more than ever. It was not primarily Dutch entrepreneurial backwardness (‘old
school’) that succumbed to British genius, as Henry Bolingbroke would have
it.88 Geopolitics were far more important; basically the fact was that the British
longer felt the need to respect Dutch neutrality as they had done for a century
since the Third Anglo-Dutch War (1672-1674). The transfer of sovereignty
of Berbice, Demerara and Essequibo underlined the omnipotence of Great
Britain and the demise of the Republic – exactly as had the 1781 ransacking of
Statia by Admiral Walter Rodney.
had become hegemonic among the European powers in Atlantic waters and no
This analysis therefore can serve as a warning against excessive
wider Atlantic. Indeed, there had been a time when Dutch individuals, firms
and even colonies were disproportionally active in connecting various parts
of the wider Atlantic, skillfully ignoring the obstacles placed by competing
mercantilist European powers, but they had never been the only ones, and
by the later eighteenth century this period was coming to an end. After the
Napoleonic Wars the days of mercantilism were over and there was no longer
use for the free trade zones pioneered by the Dutch. Thus the Caribbean
islands lost their usefulness, as did Elmina with the abolition of the slave
trade. Suriname, the one remaining plantation colony, could not compete with
British Guiana and other new frontiers. The Dutch Atlantic was coming to a
grinding halt. It is somewhat ironical that the British did return the Dutch
East Indies in 1815, thus providing the Netherlands with the opportunity to

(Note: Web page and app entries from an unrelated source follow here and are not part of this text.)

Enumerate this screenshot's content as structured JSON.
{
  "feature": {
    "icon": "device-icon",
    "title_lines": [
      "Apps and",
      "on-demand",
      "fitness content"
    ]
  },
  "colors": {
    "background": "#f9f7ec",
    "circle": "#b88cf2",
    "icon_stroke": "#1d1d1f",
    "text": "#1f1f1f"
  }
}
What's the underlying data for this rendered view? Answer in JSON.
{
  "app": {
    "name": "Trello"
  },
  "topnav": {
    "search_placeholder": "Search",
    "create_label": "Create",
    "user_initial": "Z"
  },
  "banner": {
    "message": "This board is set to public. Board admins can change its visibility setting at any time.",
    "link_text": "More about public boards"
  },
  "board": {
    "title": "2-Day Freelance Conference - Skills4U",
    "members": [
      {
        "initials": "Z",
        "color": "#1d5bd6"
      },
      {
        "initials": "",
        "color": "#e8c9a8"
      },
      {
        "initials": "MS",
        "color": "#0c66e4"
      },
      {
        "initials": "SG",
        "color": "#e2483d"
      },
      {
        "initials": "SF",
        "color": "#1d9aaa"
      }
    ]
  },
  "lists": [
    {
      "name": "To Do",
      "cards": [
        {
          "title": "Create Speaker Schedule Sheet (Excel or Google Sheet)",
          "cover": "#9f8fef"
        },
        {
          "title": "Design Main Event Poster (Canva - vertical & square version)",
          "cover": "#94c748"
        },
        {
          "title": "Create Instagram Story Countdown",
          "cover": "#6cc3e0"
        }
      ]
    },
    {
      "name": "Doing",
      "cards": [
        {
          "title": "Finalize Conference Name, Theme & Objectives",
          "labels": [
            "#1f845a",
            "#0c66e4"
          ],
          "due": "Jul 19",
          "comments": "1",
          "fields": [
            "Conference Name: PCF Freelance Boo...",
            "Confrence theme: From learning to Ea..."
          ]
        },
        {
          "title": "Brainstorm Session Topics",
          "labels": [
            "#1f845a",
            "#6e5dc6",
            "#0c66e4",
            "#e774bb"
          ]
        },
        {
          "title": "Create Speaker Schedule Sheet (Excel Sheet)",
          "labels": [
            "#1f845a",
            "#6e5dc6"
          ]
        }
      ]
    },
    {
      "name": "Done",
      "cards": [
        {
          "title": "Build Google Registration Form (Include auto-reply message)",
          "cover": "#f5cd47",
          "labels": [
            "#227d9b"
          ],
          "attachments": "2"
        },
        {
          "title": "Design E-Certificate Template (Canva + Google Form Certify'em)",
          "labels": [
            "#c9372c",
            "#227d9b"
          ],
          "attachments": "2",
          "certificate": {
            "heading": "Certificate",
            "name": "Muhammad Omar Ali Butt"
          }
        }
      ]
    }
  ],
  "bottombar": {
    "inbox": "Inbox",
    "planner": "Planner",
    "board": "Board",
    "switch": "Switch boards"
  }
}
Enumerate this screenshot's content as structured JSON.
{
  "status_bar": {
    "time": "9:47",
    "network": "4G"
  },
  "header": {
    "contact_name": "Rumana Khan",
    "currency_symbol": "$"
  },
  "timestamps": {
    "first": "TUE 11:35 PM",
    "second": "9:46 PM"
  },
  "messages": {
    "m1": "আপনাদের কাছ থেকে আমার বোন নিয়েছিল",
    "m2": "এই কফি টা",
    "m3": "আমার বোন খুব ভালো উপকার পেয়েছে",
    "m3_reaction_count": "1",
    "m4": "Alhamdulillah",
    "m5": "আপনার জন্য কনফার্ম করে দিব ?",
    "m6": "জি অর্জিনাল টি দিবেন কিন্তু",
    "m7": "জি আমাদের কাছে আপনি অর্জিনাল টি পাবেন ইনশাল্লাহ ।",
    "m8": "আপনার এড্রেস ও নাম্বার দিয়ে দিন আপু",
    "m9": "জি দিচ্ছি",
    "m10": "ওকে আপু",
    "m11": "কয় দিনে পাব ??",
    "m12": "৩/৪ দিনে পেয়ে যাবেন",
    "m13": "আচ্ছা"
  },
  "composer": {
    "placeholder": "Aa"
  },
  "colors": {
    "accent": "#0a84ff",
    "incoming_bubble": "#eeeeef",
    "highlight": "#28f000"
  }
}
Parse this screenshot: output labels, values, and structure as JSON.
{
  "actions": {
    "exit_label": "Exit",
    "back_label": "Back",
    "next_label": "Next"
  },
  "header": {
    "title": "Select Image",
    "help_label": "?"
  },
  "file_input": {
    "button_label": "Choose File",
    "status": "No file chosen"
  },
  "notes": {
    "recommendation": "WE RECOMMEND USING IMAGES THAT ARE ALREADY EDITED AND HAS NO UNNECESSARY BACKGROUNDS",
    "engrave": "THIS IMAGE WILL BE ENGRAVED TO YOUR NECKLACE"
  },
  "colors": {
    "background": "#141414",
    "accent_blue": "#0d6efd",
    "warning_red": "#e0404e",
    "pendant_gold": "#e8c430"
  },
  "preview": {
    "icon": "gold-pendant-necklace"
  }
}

arrange for what would turn out to be the largest economic success in Dutch
colonial history.
Gert Oostindie (1955) directs the kitlv/Royal Netherlands Institute of Southeast Asian
and Caribbean Studies and is Professor of Caribbean History at Leiden University. His
most recent books include: Wim Klooster and Gert Oostindie (eds.), Curaçao in the Age
of Revolutions, 1795-1800 (Leiden 2011); Gert Oostindie, Postcolonial Netherlands: Sixty-Five
Years of Forgetting, Commemorating, Silencing (Amsterdam 2011), and Gert Oostindie
(ed.), Dutch Colonialism, Migration and Cultural Heritage (Leiden 2008).
Email: [email protected]
88 Bolingbroke, Voyage, 183.
‘british capital, industry and perseverance’ versus dutch ‘old school’?
revisionism of the role of Dutch cross-imperial vigour in the early modern